“Krithika Kavanoor (left) and I are both family-medicine residents at Montefiore Medical Center in the Bronx. As primary-care providers in one of the poorest urban counties in the US, we see firsthand the impact that access to health care–and the lack thereof–can have on our patients. The narratives we share are
One thing I love deeply about being a family doctor is that I get to take care of people–body and soul. A patient comes into my exam room with a litany of physical symptoms (“My shoulder…my knee…my stomach…so tired…this nausea…”) and then, in response to a questioning look, suddenly bursts into tears.
It’s all mine to deal with. The shoulder. The stomach. The tears. I get to gather the pieces and see if
One October evening last year, I went to our local pharmacy to pick up a prescription for my daughter. I made sure to bring Cara’s insurance card because my employer had switched us to a new health plan.

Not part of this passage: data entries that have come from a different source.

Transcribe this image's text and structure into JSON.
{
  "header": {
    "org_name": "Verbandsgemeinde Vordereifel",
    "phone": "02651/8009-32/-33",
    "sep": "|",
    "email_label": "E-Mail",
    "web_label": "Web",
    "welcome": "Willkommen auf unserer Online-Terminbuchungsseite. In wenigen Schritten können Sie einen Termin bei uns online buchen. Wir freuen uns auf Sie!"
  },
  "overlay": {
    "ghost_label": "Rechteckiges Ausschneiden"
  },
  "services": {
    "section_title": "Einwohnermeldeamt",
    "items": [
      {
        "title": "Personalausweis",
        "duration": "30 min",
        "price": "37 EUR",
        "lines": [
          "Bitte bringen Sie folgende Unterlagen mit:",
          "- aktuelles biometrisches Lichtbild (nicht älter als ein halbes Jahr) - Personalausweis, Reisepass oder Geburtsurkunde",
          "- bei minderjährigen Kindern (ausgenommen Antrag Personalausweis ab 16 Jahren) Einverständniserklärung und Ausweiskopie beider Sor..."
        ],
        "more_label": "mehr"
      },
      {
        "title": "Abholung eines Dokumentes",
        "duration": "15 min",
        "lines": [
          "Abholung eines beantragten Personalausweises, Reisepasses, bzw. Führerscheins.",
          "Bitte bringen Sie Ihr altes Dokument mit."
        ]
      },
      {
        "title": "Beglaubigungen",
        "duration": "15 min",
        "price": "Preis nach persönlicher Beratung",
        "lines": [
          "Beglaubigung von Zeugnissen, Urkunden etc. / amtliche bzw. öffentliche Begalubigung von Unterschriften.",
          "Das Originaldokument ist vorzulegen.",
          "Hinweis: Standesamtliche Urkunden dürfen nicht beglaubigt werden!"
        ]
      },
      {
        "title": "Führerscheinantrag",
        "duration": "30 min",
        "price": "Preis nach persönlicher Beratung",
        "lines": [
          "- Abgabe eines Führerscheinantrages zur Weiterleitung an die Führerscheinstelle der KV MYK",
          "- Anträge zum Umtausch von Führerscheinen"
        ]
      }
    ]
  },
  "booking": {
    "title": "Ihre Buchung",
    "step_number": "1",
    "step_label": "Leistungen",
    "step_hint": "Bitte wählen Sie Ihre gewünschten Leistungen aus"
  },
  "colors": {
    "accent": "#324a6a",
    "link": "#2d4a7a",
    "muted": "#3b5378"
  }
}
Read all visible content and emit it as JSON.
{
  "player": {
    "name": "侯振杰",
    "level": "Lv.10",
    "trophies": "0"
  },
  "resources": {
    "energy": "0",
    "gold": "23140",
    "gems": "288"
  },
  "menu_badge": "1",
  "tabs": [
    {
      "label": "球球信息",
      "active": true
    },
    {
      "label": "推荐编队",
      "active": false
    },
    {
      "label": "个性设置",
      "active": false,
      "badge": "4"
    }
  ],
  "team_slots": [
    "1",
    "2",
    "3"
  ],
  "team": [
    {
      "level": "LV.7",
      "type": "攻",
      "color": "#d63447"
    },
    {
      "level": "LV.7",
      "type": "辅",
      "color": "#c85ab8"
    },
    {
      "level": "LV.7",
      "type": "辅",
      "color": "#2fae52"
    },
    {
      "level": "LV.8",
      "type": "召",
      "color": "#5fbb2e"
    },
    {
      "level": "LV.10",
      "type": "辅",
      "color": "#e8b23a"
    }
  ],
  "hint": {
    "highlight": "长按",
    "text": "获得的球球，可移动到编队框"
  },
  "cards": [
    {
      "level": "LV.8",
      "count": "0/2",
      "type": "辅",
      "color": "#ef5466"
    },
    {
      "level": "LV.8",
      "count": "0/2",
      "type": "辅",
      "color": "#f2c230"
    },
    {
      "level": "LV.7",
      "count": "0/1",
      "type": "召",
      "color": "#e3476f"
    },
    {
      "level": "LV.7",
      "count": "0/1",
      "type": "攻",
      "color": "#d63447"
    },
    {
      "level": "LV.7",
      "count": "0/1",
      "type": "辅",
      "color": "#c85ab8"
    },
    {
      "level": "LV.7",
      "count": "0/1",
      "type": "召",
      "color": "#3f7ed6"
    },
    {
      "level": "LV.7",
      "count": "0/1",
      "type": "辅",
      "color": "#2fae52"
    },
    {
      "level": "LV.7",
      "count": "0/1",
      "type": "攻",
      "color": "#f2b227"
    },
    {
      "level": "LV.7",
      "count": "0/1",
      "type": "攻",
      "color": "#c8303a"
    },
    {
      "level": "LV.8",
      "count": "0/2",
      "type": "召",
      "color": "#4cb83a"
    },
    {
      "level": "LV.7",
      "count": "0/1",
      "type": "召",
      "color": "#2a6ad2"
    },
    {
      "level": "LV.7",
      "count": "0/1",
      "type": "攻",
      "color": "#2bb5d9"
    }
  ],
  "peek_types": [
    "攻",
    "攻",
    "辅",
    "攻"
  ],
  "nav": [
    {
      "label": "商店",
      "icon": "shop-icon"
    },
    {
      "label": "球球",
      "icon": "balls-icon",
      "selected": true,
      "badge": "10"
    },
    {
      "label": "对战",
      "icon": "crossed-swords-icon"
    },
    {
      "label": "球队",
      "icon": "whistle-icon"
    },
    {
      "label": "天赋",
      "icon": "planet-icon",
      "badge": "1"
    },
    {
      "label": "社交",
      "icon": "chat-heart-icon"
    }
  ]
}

I wasn’t sorry about the change. Our prior plan had been operated by incompetents–although they might only have been crooks, I couldn’t be sure–who also managed our flexible spending accounts. These accounts, you may recall,